I would like to thank the people who have been involved, supported or shown interest in our record attempts including:
Steve and Karen Viant of Cable Downs for hosting the record attempts.
Robbie Buck of ABC 702 Local Radio
Nancy Shannahan of The Cobar Age
David Horan - Australian Kiteflyers Society
DSM Dyneema for supplying line
Universal Instruments for the loan of theodolites
Lewis Pulleys for winch components
Dyneema®, the world’s strongest fiber™
Where eagles dare. A 2 meter eagle soars with the big DT Delta in October 2005 at 3,000 ft above the air strip.
Hugh and Greg Moore recovering line at the western end of the Cable Downs air strip October 2005. The kite had gone down after the electric winch motor burned out. During attempts to "walk the line down" a splice had separated with 2 km of line still attached. The line end then had caught in a tree keeping the kite flying at about 3,000 ft. The kite eventually came down on a property to the east, laying line over the tree tops. We recovered the line without much difficulty but it was effectively the end of our record attempts for 2005.
AGL: Above ground level. The kite's altitude must be measured from the altitude of the launch point. The sea level (AMSL) altitude is the reference for GPS units then the ground height above sea level is subtracted from AMSL to give height above the launch point.
AMSL: Above Mean Sea Level. The reference height for GPS and land survey.
ISA air density: The standard worldwide air density at sea level at 20 deg C and 50% humidity. 1013.5 Mb of pressure.
Lapse rate: The rate at which air density drops with altitude. A standard value at ISA standard temperature and pressure, 2.6% per 1,000 ft of altitude.
Isobar: In meteorology, Lines on a map joining points of equal air pressure. The general reference for for wind flow direction.
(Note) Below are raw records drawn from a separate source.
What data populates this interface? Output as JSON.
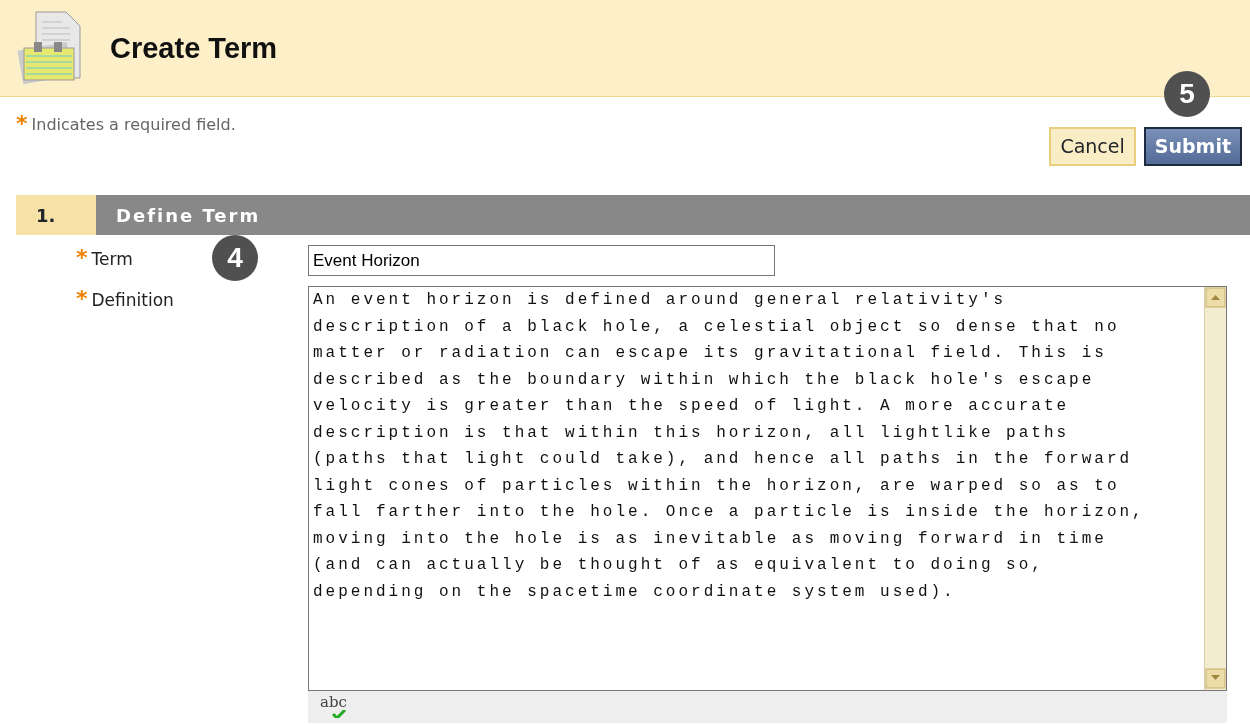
{
  "header": {
    "title": "Create Term"
  },
  "required_note": {
    "marker": "*",
    "text": "Indicates a required field."
  },
  "callouts": [
    {
      "number": "5"
    },
    {
      "number": "4"
    }
  ],
  "buttons": [
    {
      "label": "Cancel",
      "kind": "secondary"
    },
    {
      "label": "Submit",
      "kind": "primary"
    }
  ],
  "section": {
    "number": "1.",
    "title": "Define Term"
  },
  "fields": [
    {
      "label": "Term",
      "required": true,
      "kind": "input",
      "value": "Event Horizon"
    },
    {
      "label": "Definition",
      "required": true,
      "kind": "textarea",
      "value": "An event horizon is defined around general relativity's\ndescription of a black hole, a celestial object so dense that no\nmatter or radiation can escape its gravitational field. This is\ndescribed as the boundary within which the black hole's escape\nvelocity is greater than the speed of light. A more accurate\ndescription is that within this horizon, all lightlike paths\n(paths that light could take), and hence all paths in the forward\nlight cones of particles within the horizon, are warped so as to\nfall farther into the hole. Once a particle is inside the horizon,\nmoving into the hole is as inevitable as moving forward in time\n(and can actually be thought of as equivalent to doing so,\ndepending on the spacetime coordinate system used)."
    }
  ],
  "spellcheck": {
    "label": "abc"
  }
}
Catenary: The curve of a chain suspended at both ends under gravity. The approximate curve a kiteline assumes without the effect of wind, i.e. an unequal hieght catenary.
Kite Drag: The wind force that pulls the kite parallel to the ground. Combined with kite liftthe resultant force produces line tension and kite flying angle.
Kite lift: The vertical force generated by air flowing against and over the kite. The magnitude is directly related to wind speed, angle of attack and kite type and lift area.
Line tension: Measured in lbs or kg and varies at the square of wind velocity. Doubling the wind speed at the kite quadruples the line tension. Line tension is a product of kite drag, kite lift and line drag.
Dyneema: An very high strength synthetic fibre, made from ultra high molecular weight polyethylene (UHMWPE), that composes the kite line used for the record attempts. Made by DSM in Holland, the fibre is braided into our kite line by Cousin-Trestec in France.
Spectra: Similar to Dyneema fibre but made under licence from DSM by Honeywell in the USA and line manufactured from this fibre by various manufacturers such as Innotex, USA.
GPS: Global Positioning System. A system of 24 satellites positioned in orbit above the earth that transmit signals to enable very accurate location of people objects and their velocities.
Telemetry: Literally, transmission of measurements. Any system that uses radio signals to transmit data between 2 points. GPS telemetry is used on the kite to transmit GPS positional data from the kite to the ground.